When you see me struggle with dull or difficult tasks, help me “connect the dots.” Remind me of why I’m doing this and what the payoff will be for me. Describe for me in vivid sensory detail (the smells, the visuals, the feelings) what it will be like for me once I’ve attained that goal.

Share

Focusing Tips For Adult ADHD Sufferers

Whether you’ve been diagnosed with ADHD or you simply struggle to focus, these focusing tips for adult ADHD sufferers are a gainful read.  I have excerpted part of an interview, conducted by Stephanie Sarkis, Ph.D for The Huffington Post who is interviewing psychologist, Dr Ari Tuckman, Psy.D., MBA. He specialises in the diagnosis and treatment of children, teens, and adults with ADHD, anxiety, and depression.

Focusing Tips For Adult ADHD Sufferers

In your book More Attention, Less Deficit, your chapter on nonmedical treatment includes the phrase “pills don’t teach skills.” Could you explain what that means?

Medication is often an effective treatment for ADHD, but suddenly being better able to focus your attention doesn’t mean that you know how to prioritize your to-do list or organize your desk. The medication can set a good foundation wherein the person can do a better job of learning and applying these good habits. It’s similar to how wearing glasses doesn’t give you better driving skills, but it does enable you to use those skills more effectively.

I really liked the title of one of the subsections in Chapter 8: “I’m Only Getting Treatment to Shut You People Up”. Could you give some suggestions as to how a family member could address the possibility of ADHD with someone they love?

Speak from the perspective of what you see and how you feel that it is making the person’s life harder. Focus on the things that are important to this person (such as, “you lost your brand new cell phone”) rather than what is important to you and that you feel should be important to them (such as, getting better grades in college). It may also help to let your actions speak louder than your words, by not covering up for the person’s ADHD moments. Let them feel the pain more because that is what will give them the incentive to work on it.

What are three tips that an adult with ADHD could implement today?

  1. Get rid of some stuff that you don’t need (which is a lot more than we think). The less stuff you have, the easier it is to find what you need when you need it.
  2. Start setting alarms to remind you of important times or appointments.
  3. Get more sleep. Being tired will only make your ADHD worse.
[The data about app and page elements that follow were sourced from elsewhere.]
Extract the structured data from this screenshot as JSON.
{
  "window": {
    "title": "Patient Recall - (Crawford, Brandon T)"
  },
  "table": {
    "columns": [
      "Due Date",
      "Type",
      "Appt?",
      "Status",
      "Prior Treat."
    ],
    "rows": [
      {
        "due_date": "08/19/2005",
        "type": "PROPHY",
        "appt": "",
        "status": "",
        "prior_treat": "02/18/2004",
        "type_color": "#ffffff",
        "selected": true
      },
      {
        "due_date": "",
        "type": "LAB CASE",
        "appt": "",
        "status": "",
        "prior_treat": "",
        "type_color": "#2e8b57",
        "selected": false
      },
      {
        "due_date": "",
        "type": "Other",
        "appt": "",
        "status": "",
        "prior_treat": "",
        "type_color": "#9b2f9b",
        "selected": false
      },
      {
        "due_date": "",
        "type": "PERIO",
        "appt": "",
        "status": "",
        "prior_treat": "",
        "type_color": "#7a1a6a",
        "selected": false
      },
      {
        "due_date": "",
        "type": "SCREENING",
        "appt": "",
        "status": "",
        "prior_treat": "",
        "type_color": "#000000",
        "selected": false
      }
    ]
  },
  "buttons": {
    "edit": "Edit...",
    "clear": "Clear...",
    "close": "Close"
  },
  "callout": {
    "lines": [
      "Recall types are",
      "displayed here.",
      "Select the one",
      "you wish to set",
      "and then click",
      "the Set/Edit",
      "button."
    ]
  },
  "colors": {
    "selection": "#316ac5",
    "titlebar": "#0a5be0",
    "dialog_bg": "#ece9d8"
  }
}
I think anyone can make use of these focusing tips for adult ADHD sufferers. It’s interesting how medication is not necessarily regarded as the best solution for ADHD.   Medication may provide a temporary solution but never addresses the route cause.  And who wants to take medication for the rest of their lives? Surely that can’t be good for anyone.

Share

Tips For Parents Of Children With ADHD

If your child has been diagnosed with ADHD, then these simple tips  for parents of children With ADHD written by licensed counselor, Shannon Anderson, for the South East Missourian may be worth a read.

Tips For Parents Of Children With ADHD

Play board games that require attention to detail such as Battleship or Memory. Encourage your child to slow down and model how to think through a move, etc. in order to not only do better in the game but also reduce impulsive decision making.

Another important tip for parents of an ADHD child is to make time to be outdoors as often as possible. Take a nature walk, play a ball game, anything like this is a great way for the child to utilize some of the excess energy that develops while sitting in class for a good part of the day. If done immediately after school, before homework time, I can assure you that when homework time does come it will be a lot more bearable for both the parent and the child!

Click here to view the original source of the article

These tips for parents of children with ADHD are in line with other articles I have read on ADHD.  Whilst I am no expert on ADHD, I think Sir Ken Robinson, Creativity Expert and Author of The Element, makes some excellent points about ADHD in this thought provoking clip:

 

Share